*** Data shown Section Begins ***

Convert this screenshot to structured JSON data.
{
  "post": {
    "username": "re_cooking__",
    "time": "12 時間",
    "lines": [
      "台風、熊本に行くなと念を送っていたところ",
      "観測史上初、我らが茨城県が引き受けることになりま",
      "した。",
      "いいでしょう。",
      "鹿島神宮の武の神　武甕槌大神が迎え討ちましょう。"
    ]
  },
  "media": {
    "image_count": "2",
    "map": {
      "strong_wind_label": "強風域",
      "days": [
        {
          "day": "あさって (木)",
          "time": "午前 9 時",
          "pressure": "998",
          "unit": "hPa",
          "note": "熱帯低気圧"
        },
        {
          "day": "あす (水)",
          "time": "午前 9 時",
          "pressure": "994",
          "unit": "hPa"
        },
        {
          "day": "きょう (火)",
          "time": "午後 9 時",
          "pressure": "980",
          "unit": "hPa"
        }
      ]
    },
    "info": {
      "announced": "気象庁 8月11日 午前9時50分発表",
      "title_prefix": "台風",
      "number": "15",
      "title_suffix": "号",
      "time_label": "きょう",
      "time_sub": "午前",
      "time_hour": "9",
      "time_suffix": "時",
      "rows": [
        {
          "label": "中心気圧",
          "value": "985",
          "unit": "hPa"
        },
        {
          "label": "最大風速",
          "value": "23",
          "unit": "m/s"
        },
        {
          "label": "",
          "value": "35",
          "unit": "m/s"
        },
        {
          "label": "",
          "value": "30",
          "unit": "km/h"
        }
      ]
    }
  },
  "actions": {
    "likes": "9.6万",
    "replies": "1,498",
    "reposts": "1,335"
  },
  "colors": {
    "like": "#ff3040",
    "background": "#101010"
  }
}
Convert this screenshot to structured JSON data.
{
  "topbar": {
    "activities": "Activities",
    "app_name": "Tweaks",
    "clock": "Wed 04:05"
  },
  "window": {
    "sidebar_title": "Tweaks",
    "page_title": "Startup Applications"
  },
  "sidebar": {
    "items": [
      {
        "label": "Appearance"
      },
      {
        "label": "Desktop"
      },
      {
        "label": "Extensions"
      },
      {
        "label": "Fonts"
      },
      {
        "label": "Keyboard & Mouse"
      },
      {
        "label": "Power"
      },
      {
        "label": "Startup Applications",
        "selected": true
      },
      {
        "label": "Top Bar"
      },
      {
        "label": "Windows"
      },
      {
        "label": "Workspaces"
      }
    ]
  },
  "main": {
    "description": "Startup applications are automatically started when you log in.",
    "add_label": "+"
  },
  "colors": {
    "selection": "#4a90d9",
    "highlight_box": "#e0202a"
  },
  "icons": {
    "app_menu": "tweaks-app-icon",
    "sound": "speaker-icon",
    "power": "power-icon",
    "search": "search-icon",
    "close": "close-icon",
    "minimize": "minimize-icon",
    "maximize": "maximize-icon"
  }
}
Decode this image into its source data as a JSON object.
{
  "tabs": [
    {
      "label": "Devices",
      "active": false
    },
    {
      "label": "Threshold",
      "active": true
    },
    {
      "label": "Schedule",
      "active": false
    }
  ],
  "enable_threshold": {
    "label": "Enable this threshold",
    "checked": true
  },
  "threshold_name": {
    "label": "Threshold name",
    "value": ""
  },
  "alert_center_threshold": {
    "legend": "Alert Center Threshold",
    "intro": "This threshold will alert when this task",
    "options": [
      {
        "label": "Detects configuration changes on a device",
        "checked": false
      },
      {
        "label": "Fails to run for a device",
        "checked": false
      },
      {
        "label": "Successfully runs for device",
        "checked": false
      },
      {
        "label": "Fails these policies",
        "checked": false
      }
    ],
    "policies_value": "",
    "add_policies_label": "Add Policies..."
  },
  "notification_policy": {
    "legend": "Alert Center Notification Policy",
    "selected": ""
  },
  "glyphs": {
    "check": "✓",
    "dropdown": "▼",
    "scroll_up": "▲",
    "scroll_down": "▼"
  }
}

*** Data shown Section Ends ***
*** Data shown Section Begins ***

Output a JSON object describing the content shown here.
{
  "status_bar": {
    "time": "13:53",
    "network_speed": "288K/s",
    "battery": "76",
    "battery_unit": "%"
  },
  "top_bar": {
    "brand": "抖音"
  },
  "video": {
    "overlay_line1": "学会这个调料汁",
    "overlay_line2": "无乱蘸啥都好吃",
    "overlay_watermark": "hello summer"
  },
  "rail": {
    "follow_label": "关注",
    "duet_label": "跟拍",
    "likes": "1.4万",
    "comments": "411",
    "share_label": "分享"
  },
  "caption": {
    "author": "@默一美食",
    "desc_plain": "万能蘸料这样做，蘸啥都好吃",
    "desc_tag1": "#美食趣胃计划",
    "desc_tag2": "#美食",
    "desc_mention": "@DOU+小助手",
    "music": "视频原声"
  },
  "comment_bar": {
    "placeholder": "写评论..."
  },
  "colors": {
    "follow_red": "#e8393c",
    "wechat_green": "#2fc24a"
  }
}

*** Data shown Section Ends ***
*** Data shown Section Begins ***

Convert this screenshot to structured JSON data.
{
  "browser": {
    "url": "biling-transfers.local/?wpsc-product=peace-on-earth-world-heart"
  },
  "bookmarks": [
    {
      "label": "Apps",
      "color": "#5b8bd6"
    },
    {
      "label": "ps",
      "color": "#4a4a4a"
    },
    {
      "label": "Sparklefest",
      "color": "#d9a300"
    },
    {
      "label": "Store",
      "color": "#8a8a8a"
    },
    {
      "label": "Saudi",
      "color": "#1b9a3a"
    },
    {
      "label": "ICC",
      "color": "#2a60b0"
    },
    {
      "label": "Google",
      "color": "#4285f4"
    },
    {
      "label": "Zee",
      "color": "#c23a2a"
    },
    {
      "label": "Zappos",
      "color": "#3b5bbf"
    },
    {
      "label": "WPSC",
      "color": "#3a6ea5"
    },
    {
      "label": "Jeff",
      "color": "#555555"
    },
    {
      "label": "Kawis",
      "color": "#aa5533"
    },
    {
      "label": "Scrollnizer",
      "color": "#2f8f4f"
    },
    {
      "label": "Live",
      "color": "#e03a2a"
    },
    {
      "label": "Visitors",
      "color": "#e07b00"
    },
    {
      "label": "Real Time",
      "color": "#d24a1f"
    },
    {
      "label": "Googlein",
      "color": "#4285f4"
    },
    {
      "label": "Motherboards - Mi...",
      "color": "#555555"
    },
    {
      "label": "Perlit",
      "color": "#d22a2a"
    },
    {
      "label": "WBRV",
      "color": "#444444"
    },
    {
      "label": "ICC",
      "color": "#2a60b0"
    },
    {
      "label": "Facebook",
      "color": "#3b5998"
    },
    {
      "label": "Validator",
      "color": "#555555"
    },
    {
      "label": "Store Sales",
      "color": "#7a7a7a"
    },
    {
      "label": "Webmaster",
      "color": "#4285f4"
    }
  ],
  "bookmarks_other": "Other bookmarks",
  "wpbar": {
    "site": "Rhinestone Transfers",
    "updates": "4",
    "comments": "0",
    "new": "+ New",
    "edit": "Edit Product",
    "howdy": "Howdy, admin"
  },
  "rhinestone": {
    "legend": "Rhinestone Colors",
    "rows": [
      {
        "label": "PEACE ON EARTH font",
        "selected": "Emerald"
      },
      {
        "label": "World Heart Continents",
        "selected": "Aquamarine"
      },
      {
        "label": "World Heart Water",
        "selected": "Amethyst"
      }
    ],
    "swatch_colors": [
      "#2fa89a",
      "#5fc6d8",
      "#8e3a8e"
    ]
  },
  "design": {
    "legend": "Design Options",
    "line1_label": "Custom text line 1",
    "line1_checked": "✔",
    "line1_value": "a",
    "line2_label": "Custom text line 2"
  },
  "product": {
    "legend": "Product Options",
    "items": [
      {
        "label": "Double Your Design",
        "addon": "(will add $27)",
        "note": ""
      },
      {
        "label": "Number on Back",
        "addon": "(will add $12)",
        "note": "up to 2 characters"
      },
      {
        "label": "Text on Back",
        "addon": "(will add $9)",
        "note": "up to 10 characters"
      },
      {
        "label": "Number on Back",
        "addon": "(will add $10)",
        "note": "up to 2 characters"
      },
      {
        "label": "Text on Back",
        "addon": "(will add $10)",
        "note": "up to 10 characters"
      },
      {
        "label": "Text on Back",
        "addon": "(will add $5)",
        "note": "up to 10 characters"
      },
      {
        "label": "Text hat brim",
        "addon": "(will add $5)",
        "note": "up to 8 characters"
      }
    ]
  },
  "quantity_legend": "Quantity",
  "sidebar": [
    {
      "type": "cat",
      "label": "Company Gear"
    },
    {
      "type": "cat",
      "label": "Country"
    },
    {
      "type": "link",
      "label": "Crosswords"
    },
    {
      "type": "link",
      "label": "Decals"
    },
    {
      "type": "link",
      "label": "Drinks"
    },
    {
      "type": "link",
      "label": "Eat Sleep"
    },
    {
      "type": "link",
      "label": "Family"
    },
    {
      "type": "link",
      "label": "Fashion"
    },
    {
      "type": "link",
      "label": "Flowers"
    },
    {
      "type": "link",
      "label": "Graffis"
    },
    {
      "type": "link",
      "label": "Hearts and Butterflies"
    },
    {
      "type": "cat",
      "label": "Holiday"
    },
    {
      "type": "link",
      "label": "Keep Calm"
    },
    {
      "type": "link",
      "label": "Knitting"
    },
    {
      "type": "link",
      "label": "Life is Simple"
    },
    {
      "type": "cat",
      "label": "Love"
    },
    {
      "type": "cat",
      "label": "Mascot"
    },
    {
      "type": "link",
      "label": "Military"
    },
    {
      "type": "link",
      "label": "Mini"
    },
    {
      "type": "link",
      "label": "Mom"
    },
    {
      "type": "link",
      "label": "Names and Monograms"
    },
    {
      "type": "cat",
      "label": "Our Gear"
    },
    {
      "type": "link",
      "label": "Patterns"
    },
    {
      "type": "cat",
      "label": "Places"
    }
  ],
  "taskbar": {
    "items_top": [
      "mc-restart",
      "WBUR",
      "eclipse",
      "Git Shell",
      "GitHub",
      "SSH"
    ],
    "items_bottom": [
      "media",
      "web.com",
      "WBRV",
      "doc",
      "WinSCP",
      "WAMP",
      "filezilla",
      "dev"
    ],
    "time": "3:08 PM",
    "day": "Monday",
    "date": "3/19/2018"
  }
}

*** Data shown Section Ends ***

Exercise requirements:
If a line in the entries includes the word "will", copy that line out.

Answer to this problem:
    "intro": "This threshold will alert when this task",
        "addon": "(will add $27)",
        "addon": "(will add $12)",
        "addon": "(will add $9)",
        "addon": "(will add $10)",
        "addon": "(will add $10)",
        "addon": "(will add $5)",
        "addon": "(will add $5)",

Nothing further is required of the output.